Buybacks have gotten a bad rap from both Republicans and Democrats. But stocks would be trading at a massive discount without them.Marketsread more
Fiat Chrysler and France's Renault could soon partner up to take on the sweeping changes to the global auto industry, according to a report in the Financial Times. The...Autosread more
Microsoft shares have gained 133% since November 2015, outperforming a tech "basket of unicorns" over that stretch.Technologyread more
The president's state visit comes amid tensions with carmaker Toyota over potential auto tariffs. Trump has repeatedly threatened Japanese and European carmakers with tariffs.Traderead more
The IRS is about to release a new draft of Form W-4, which will more closely reflect the changes stemming from the Tax Cuts and Jobs Act. For workers, that means they'll need...Personal Financeread more
When commercial real estate investor Manny Khoshbin spent $2.2 million on the fastest production car in the world, he had no idea it would very quickly also become the...Autosread more
The Mega Millions jackpot has spilled over $400 million. It would be the ninth largest winning since the game began in 2002.Personal Financeread more
Trump was speaking at a meeting of Japanese business leaders in Tokyo during his state visit to Japan on Saturday.Marketsread more
The biggest U.S. gasoline price surge in years is running out of steam just in time for the start of the summer driving season.Energyread more
The federal minimum wage has remained $7.25 per hour since 2009. But several states, and even some companies, have since taken matters into their own hands to pay employees a...Workread more

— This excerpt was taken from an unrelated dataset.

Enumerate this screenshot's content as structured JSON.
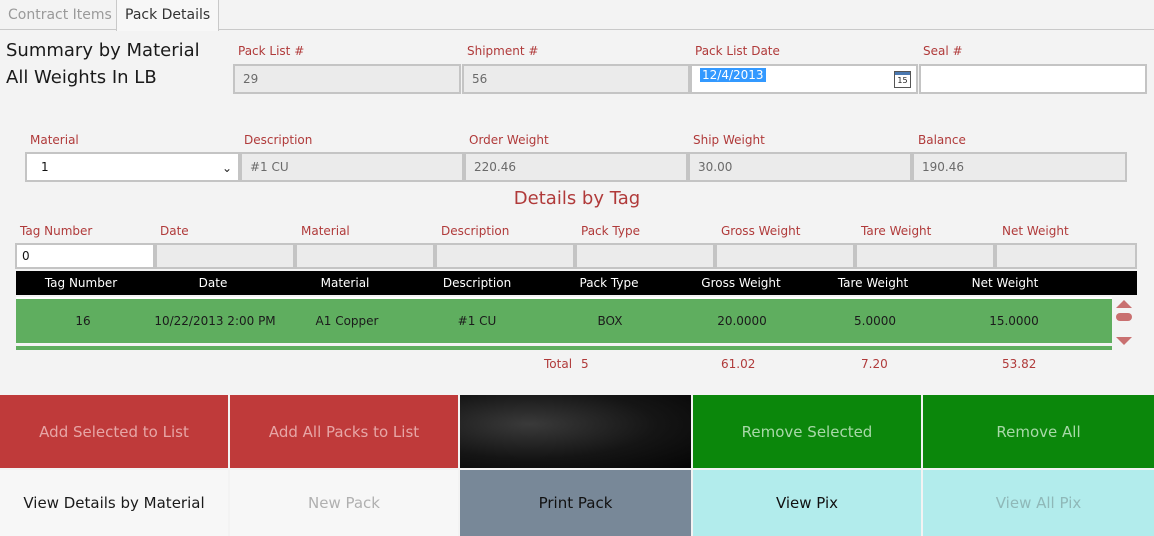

Stocks rose on Friday, but notched weekly losses as investors worried the U.S.-China trade war is hurting economic growth.US Marketsread more
Apple is scrambling to fix a serious glitch within its latest Mac operating system.
A major flaw in the way the MacOS High Sierra operates means that anyone can gain entry to a computer without the use of a password, obtaining access to powerful administrator rights in the process.
Warnings about the bug were shared by computing experts such as Edward Snowden, who described Apple's operating system as "really bad" on Tuesday.
In a statement released Wednesday, Apple said: "We are working on a software update to address this issue."
The bug was first made public by Turkish developer Lemi Ergin. He discovered that by entering the username "root" and leaving the password field blank, he would eventually be able to gain unrestricted access after repeated presses of the log-in button.
Ergin said the glitch was a "huge security issue," before adding that the end result was "unbelievable."
In response, the Apple Support Twitter account invited Ergin to message them privately saying, "Let's take a closer look at what's happening together."
Ergin faced criticism for apparently opting not to follow responsible disclosure guidelines typically observed by security experts. These procedures invite professionals to notify them of a security flaw privately in order to allow the firm a reasonable amount of time to fix it before going public.
While Apple works on permanently fixing the problem, the tech giant offered a workaround for users concerned about any possible ramifications on its website.